Nitrogen oxides (NOx) produced by lightning (LNOx) play an important role in atmospheric chemistry, including the formation of tropospheric ozone (O3). Chemical models such as the Weather Research and Forecasting (WRF-Chem) model can simulate some aspects of ozone's chemistry, but to produce accurate O3 concentrations, it is important to accurately specify LNOx. Although lightning is a major source of NOx, WRF-Chem does not include lightning or the production of the resulting NOx. The goal of this study is to improve the forecast of tropospheric ozone in WRF-Chem by adding a module that parameterizes lightning occurrence and the resulting formation of NOx by lightning. The parameterization is designed for use on the regional scale.

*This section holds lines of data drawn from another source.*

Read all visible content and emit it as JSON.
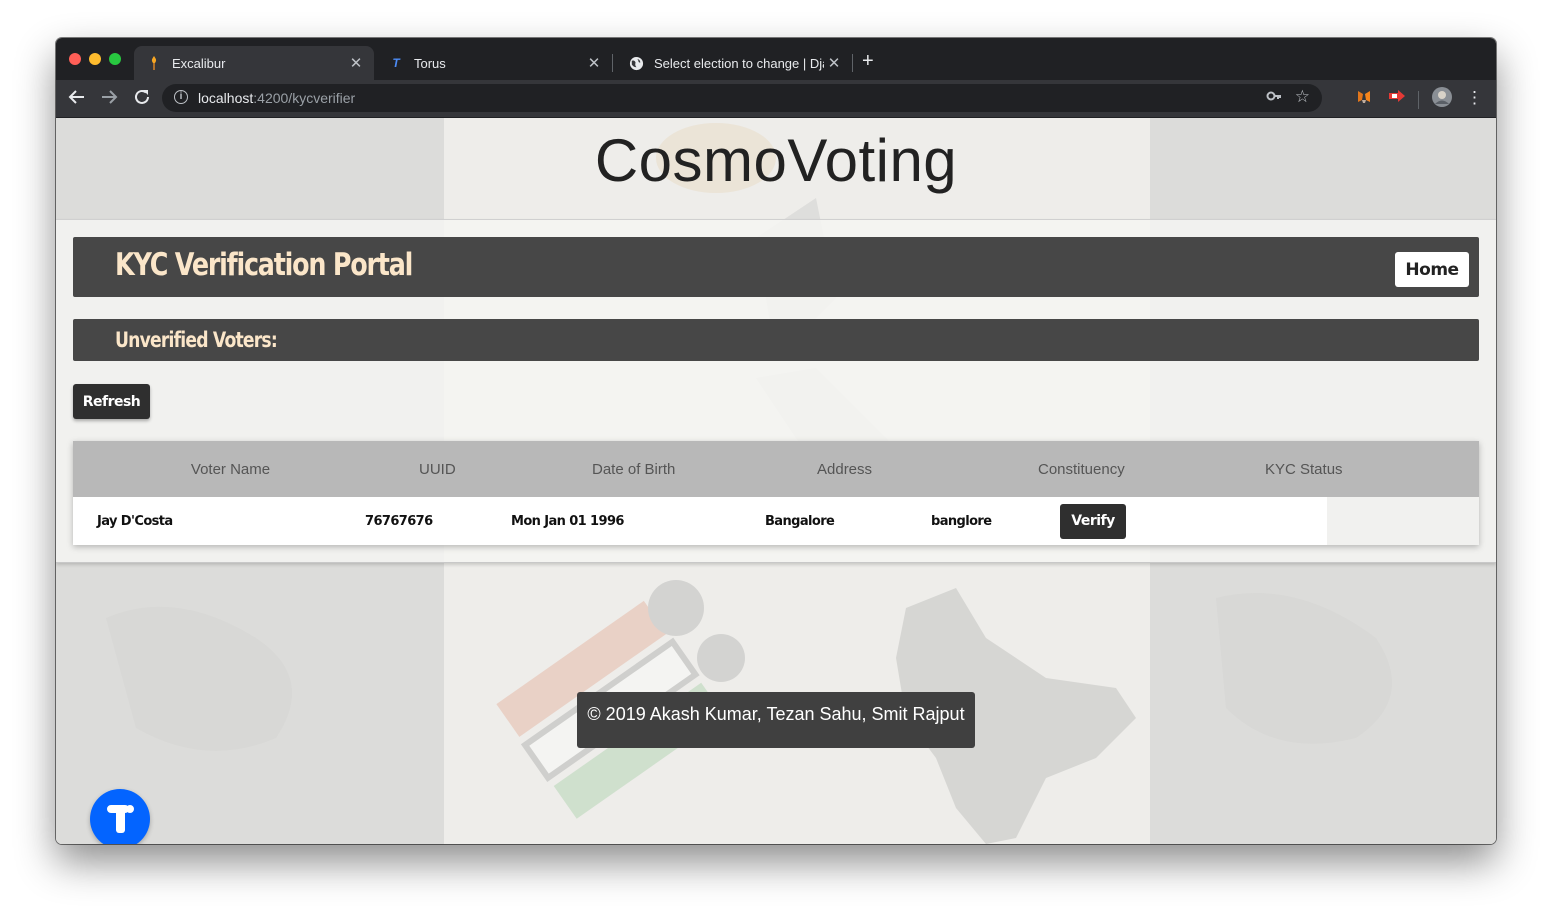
{
  "browser": {
    "tabs": [
      {
        "title": "Excalibur",
        "favicon": "torch-icon",
        "active": true
      },
      {
        "title": "Torus",
        "favicon": "torus-t-icon",
        "active": false
      },
      {
        "title": "Select election to change | Dja",
        "favicon": "globe-icon",
        "active": false
      }
    ],
    "url_host": "localhost",
    "url_path": ":4200/kycverifier"
  },
  "page": {
    "site_title": "CosmoVoting",
    "portal_title": "KYC Verification Portal",
    "home_label": "Home",
    "section_title": "Unverified Voters:",
    "refresh_label": "Refresh",
    "table": {
      "headers": [
        "Voter Name",
        "UUID",
        "Date of Birth",
        "Address",
        "Constituency",
        "KYC Status"
      ],
      "rows": [
        {
          "name": "Jay D'Costa",
          "uuid": "76767676",
          "dob": "Mon Jan 01 1996",
          "address": "Bangalore",
          "constituency": "banglore",
          "action": "Verify"
        }
      ]
    },
    "footer": "© 2019 Akash Kumar, Tezan Sahu, Smit Rajput"
  },
  "colors": {
    "bar_bg": "#474747",
    "heading_text": "#fbe6c9",
    "button_dark": "#2f2f2f",
    "torus_blue": "#0364ff"
  }
}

Previous studies have shown that radar-derived storm height and other parameters are strongly correlated with lightning flash rate. Using data from the Kennedy Space Center Lightning Detection And Ranging (LDAR) Network and WSR-88D radar, a lightning parameterization has been developed for use in WRF-Chem. The parameterization uses a relation between lightning flash rate and storm top height above the freezing level to predict lightning flash rates. The predicted flash rates and a NOx production term then determine the two dimensional LNOx pattern. Finally, we have constructed climatological vertical distributions of lightning sources measured by the LDAR network at Kennedy Space Center as a function of storm top height above the freezing level. These vertical profiles are used to distribute the LNOx in three-dimensions at each model grid point. Values of NOx and ozone calculated by WRF-Chem, with and without the addition of the lightning parameterization, will be presented. Results will be compared to aircraft data from the INTEX-A project.